Some comments on the above article
It's fair to say that this article annoyed me. This is why ...
the NDIS is definitely not isolated from scrutiny. It gets a lot of scrutiny ... often from people with little or no understanding of expertise in the area (as in this example).
the NDIS trials have shown that the NDIS has a definition of disability (although the NDIA's criteria for "autism" remain gobbledygook ... for example, the NDIA expects just one severity level when the DSM-5 is very clear that a DSM-5 diagnosis has two separate severity levels). The estimate of the number of people eligible (meeting the definition) for the NDIS when the trial started was around 460,000. Note that this is significantly fewer than those who get the Disability Support Pension (~820,000) and the ABS's estimate of the number of Australians with severe or profound disability (about 746,000 <65 years old in 2015).
the number of NDIS participants who are autistic surprised the NDIA; they expected far fewer. The number of people with ASD has been increasing ... but Ms Shanahan clearly has nothing to add on this issue.
A4 has provided much more information than Ms Shanahan bothered to look up.
Had Ms Shanahan investigated ASD prevalence in Australia, she would know there are much more important questions than her first question. Given that ABS data showed that in 2012, 73% of autistic people had severe or profound disability, her second question shows she really does not have an adequate understanding of ASD ... she should not be writing (well, no being published anyway) on the subject.
She misunderstands "the spectrum": currently, ASD is a disorder (a single disorder) that has a spectrum of presentation. Previously, the DSM-IV and ICD-10 had a small spectrum of disorders (plural), so the "spectrum" view is not new. And the "explosion" was well underway before the "spectrum" terminology became dominant.
She does not explain what she means by "[autism] was not properly defined". It is mostly regarded as neurological ... though the diagnostic criteria are behavioural. ASD is not regarded by anyone of significance as "psychological". Her belief that autism is psychological shows that this article should be regarded as "uninformed".
Her claim that there is a "mild autism" shows very poor understanding ... all autism meeting DSM-5 criteria is a clinical disorder and needs support.
Over years of Government effort to find rorting of the DSP, very little evidence of actual rorting has emerged ... it is far less common than rorting by politicians and bureaucrats.
Ms Shanahan herself said that autism was regarded as a rare disorder ... the objects to families needing to get a second opinion when their GP or paediatrician does not have the expertise needed to diagnose it. She calls this "doctor shopping".
Ms Shanahan does not seem to understand asthma or ADD/ADHD either. If she knew her stuff, she'd be asking why there hasn't been substantial diagnosis of Social (Pragmatic) Communication Disorder (SCD) since the publication of the DSM-5.
Clearly there is a much bigger problem here with inept journalism than there is with "inept parenting". How many times has autism been blamed on parenting ... then it's been proven to be completely wrong. Ms Shanahan shows that she has very little knowledge of this subject area.
It is very easy for journalists to say stuff like "In some places, as many as half the children in a classroom are considered to have some sort of psychosocial disorder" ... but it is meaningless.
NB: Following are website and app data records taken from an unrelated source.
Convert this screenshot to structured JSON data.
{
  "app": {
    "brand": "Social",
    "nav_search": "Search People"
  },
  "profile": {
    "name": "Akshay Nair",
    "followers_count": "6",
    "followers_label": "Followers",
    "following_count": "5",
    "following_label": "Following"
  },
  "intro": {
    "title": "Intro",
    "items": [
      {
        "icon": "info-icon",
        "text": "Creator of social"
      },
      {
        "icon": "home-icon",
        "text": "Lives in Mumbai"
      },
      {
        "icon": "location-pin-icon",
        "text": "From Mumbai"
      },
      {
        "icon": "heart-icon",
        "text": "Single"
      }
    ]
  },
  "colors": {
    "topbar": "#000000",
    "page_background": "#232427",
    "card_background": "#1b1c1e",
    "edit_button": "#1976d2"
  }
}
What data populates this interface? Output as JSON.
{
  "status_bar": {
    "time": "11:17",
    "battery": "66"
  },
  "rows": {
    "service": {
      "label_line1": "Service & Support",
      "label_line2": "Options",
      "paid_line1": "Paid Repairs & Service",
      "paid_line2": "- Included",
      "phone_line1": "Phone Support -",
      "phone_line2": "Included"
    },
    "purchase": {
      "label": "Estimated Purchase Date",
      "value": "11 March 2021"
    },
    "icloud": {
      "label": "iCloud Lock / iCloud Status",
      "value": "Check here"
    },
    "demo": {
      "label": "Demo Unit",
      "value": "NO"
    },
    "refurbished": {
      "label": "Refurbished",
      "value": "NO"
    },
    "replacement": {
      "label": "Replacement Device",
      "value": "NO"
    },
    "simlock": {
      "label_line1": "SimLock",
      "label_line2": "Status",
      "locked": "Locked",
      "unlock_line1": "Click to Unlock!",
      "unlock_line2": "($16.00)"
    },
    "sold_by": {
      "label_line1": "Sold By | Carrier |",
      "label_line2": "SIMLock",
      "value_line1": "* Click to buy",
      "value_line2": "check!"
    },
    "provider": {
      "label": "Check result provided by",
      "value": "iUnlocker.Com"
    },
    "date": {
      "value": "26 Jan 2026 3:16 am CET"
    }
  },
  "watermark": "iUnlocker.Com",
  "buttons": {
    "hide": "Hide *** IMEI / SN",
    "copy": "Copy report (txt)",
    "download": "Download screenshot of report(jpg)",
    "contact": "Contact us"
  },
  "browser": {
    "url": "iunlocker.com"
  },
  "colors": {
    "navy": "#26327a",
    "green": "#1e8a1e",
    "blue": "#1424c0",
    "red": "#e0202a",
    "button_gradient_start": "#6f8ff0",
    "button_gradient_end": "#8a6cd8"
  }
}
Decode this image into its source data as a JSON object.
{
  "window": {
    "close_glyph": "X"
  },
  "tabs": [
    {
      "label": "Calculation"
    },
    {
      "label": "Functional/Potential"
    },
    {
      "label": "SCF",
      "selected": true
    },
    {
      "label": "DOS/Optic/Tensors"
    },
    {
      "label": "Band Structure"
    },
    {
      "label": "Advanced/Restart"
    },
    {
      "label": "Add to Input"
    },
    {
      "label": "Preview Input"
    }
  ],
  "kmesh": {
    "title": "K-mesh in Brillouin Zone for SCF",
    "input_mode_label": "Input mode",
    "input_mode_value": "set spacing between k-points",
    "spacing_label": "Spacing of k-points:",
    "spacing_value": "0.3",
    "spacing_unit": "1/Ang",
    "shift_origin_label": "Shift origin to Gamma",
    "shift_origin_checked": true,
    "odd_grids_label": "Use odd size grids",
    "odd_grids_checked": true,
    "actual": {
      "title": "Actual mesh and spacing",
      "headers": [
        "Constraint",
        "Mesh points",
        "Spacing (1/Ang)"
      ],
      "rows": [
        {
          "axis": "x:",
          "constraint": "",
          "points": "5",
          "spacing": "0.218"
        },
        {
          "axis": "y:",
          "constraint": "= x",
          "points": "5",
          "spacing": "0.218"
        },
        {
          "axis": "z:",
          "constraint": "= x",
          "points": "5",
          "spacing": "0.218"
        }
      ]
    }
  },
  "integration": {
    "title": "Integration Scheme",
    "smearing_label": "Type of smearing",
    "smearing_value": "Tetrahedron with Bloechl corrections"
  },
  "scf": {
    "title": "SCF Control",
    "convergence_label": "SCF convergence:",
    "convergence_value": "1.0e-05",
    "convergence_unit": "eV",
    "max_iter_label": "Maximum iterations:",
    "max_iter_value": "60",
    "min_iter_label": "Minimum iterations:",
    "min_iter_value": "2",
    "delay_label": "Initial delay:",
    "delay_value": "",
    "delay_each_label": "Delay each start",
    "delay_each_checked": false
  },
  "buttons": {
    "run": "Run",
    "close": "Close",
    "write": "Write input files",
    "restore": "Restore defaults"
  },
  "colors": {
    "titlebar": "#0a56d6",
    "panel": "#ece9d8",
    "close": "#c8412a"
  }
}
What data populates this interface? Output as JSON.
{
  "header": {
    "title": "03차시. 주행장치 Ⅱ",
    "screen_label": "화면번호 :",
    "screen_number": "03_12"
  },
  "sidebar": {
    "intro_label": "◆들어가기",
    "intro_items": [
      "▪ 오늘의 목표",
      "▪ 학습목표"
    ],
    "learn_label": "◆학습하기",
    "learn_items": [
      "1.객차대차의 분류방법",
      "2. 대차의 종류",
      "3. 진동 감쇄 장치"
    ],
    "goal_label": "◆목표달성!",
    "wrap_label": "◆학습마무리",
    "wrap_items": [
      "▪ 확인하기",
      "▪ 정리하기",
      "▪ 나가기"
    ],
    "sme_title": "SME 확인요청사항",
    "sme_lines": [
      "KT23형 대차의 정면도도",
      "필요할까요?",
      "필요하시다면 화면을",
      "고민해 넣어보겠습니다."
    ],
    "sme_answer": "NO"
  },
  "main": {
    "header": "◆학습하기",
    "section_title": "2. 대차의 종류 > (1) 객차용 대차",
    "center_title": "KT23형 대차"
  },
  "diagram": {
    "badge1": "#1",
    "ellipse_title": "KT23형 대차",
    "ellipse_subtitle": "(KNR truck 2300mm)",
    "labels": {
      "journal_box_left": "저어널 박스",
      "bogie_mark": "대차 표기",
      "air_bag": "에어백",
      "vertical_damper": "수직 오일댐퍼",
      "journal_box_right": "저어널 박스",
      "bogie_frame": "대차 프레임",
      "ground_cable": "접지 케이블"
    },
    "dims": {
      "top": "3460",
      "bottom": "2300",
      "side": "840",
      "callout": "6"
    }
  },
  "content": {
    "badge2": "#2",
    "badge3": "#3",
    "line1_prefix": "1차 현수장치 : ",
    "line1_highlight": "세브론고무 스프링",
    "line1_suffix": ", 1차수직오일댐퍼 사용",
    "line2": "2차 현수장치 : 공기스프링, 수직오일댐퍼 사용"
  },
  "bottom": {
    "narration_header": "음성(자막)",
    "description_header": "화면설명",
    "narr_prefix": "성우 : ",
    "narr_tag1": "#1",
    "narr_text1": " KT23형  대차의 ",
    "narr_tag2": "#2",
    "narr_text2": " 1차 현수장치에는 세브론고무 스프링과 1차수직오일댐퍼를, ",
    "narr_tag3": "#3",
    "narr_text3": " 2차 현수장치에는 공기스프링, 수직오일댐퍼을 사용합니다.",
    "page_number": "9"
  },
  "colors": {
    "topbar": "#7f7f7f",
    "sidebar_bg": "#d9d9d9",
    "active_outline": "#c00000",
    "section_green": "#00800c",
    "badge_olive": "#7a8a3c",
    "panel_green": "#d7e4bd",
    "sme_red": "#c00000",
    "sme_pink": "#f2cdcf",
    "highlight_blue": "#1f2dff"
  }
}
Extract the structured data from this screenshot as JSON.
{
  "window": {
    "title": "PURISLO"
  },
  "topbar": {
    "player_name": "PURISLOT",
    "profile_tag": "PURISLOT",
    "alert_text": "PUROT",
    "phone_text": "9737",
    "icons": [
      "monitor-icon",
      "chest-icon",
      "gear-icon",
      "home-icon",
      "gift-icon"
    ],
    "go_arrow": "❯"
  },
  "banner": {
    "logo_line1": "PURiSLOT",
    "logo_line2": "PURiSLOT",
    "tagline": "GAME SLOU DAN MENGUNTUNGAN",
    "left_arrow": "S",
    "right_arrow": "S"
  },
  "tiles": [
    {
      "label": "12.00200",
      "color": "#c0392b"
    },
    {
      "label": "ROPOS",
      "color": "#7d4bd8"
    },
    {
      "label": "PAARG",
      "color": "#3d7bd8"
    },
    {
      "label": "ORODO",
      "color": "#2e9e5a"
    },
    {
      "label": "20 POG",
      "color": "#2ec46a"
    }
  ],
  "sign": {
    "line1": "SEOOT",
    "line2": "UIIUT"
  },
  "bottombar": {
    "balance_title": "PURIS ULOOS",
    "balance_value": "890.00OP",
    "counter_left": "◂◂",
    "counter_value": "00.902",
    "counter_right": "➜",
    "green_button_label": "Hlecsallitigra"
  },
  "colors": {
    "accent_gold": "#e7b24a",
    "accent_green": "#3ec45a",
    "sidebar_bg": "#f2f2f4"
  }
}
It is just unsupported claim and prejudice.
Ms Shanahan cites Enrico Gnaulati ... but PubMed finds no relevant publication by this author. Plenty of people think ASD over-diagnosis is a problem, but the evidence says simply that they are wrong.
See also Stop blaming parents: there is no fault for autism